Atomic Blonde is a good movie that satisfies a very specific kind of taste, if not much else. I liked it because it addresses a craving for visceral and brutal conflict in rare form. Moreover, it does so with a style that defines its environments with color and sound. Unfortunately, a need to have the audience think that it’s clever undermines the positive.
Charlize Theron portrays Lorraine Broughton, an MI6 agent sent to Cold War era Berlin. Theron is no stranger to physically challenging roles. In Aeon Flux she demonstrated a great aptitude for gymnastics and choreography. More recently, she made a strong turn in The Fate of the Furious earlier this year. Atomic Blonde should cement her as a powerhouse of an action star that rivals Scarlett Johansson. Additionally, she has the acting chops to match.
But Theron wasn’t alone, as the whole cast turned in top notch performances. I particularly enjoyed the work of James McAvoy, John Goodman, and Toby Jones. Charlize Theron has completely out done herself, though. She’s a thrill to watch and will stand out for years as the best part of Atomic Blonde.
The capable cast move with fluidity through a breathtaking depiction of Berlin. From a visual perspective, the graphic novel roots of Atomic Blonde are recognizable. Even when considering recent movies such as The Man from U.N.C.L.E., Atomic Blonde stands out as a vibrant and crisply defined portrayal of the cold war. The city itself bleeds color and personality in every shot. The heavy electronic remixes of classic 80’s tunes that highlight the soundtrack blend with the style to create a nervous sense of oppression.

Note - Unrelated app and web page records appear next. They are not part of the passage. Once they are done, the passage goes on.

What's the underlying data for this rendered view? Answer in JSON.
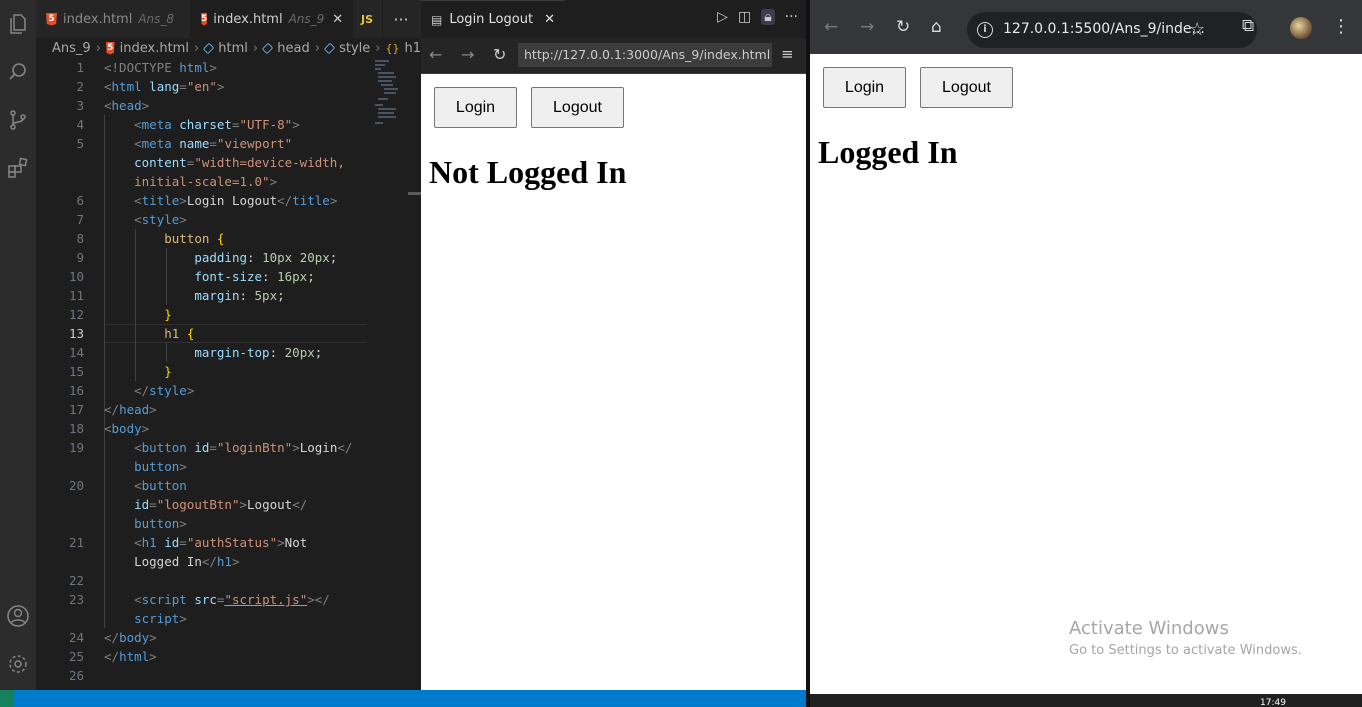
{
  "vscode": {
    "tabs": [
      {
        "name": "index.html",
        "folder": "Ans_8",
        "active": false
      },
      {
        "name": "index.html",
        "folder": "Ans_9",
        "active": true
      },
      {
        "name": "JS",
        "folder": "",
        "active": false
      }
    ],
    "tab_more": "···",
    "breadcrumb": [
      "Ans_9",
      "index.html",
      "html",
      "head",
      "style",
      "h1"
    ],
    "current_line": 13,
    "line_numbers": [
      "1",
      "2",
      "3",
      "4",
      "5",
      "",
      "",
      "6",
      "7",
      "8",
      "9",
      "10",
      "11",
      "12",
      "13",
      "14",
      "15",
      "16",
      "17",
      "18",
      "19",
      "",
      "20",
      "",
      "",
      "21",
      "",
      "22",
      "23",
      "",
      "24",
      "25",
      "26"
    ],
    "code": {
      "doctype_open": "<!DOCTYPE ",
      "doctype_html": "html",
      "doctype_close": ">",
      "lang_attr": "lang",
      "lang_val": "\"en\"",
      "charset_attr": "charset",
      "charset_val": "\"UTF-8\"",
      "name_attr": "name",
      "viewport_val": "\"viewport\"",
      "content_attr": "content",
      "content_val_1": "\"width=device-width,",
      "content_val_2": "initial-scale=1.0\"",
      "title_text": "Login Logout",
      "sel_button": "button",
      "prop_padding": "padding",
      "val_padding": "10px 20px",
      "prop_font": "font-size",
      "val_font": "16px",
      "prop_margin": "margin",
      "val_margin": "5px",
      "sel_h1": "h1",
      "prop_margintop": "margin-top",
      "val_margintop": "20px",
      "id_attr": "id",
      "login_id": "\"loginBtn\"",
      "login_text": "Login",
      "logout_id": "\"logoutBtn\"",
      "logout_text": "Logout",
      "auth_id": "\"authStatus\"",
      "auth_text_1": "Not",
      "auth_text_2": "Logged In",
      "src_attr": "src",
      "src_val": "\"script.js\""
    }
  },
  "simple_browser": {
    "tab_title": "Login Logout",
    "url": "http://127.0.0.1:3000/Ans_9/index.html",
    "page": {
      "login_label": "Login",
      "logout_label": "Logout",
      "status": "Not Logged In"
    }
  },
  "chrome": {
    "url": "127.0.0.1:5500/Ans_9/inde...",
    "page": {
      "login_label": "Login",
      "logout_label": "Logout",
      "status": "Logged In"
    }
  },
  "watermark": {
    "line1": "Activate Windows",
    "line2": "Go to Settings to activate Windows."
  },
  "taskbar": {
    "time": "17:49"
  },
  "colors": {
    "vscode_status": "#007acc",
    "chrome_toolbar": "#35363a",
    "editor_bg": "#1e1e1e"
  }
}
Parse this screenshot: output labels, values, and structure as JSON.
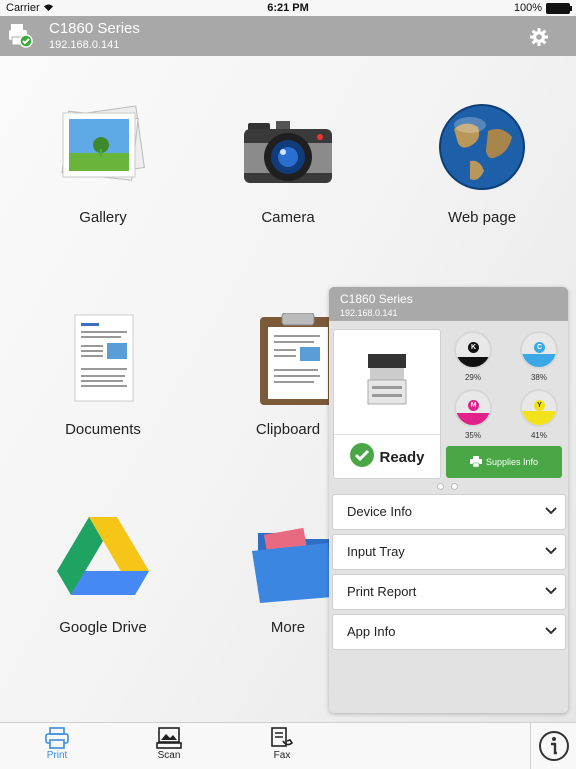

I loved how this movie looked and how it felt. The action was frantic, but clear and coherent. Both aggressive and well paced, the long form fight sequences will stand out for decades as a defining moment in action cinema. While Atomic Blonde has other merits, this one will be what audiences remember most.
What makes it fall flat for me is how shallow it is. More than once I found a clever little detail in a scene, or noticed a line of dialog that felt clever, only to have a character point it out. It’s like the movie is so afraid of appearing thoughtless that it has to tell you every time it performs a trick. Atomic Blonde suffers from trying too hard rather than letting you appreciate it. This breaks the fundamental rule of film making: show, don’t tell.
This desperation is most evident in the end of the movie. The whole story culminates into a mystery of which character is on which side. I have seen this done well, but here, I already barely care by the time it starts. By about the third time a character switched sides I stopped caring at all. A good twist ending should change how the whole movie feels leading up to that moment. The twist should re-frame the information that you thought you knew, provoking you to review the events of the story. Sadly, that’s where Atomic Blonde fails.
Tragically, the sides don’t matter in the end, because they never mattered. You don’t ever feel like they’re important, even when you need to care what’s happening. This doesn’t ruin the movie, but it holds it back from being particularly good. Viewers like myself will be impacted more heavily by these flaws due to how core they are to the end, closing the experience on a sour note.
Atomic Blonde is a better than average action flick that accomplishes some amazing things. A more self confident execution and a more thoughtful ending would have made this a film to remember. You will get beautiful cinematography as well as some of the most proficiently choreographed fights set to film. If you can appreciate the brutality or crave atmospheric period pieces, Atomic Blonde is for you. If not, then it’s likely to disappoint you.
|Final Verdict:||Despite a tedious story, Atomic Blonde delivers an under-served market with hard-hitting action that is entertaining but shallow.|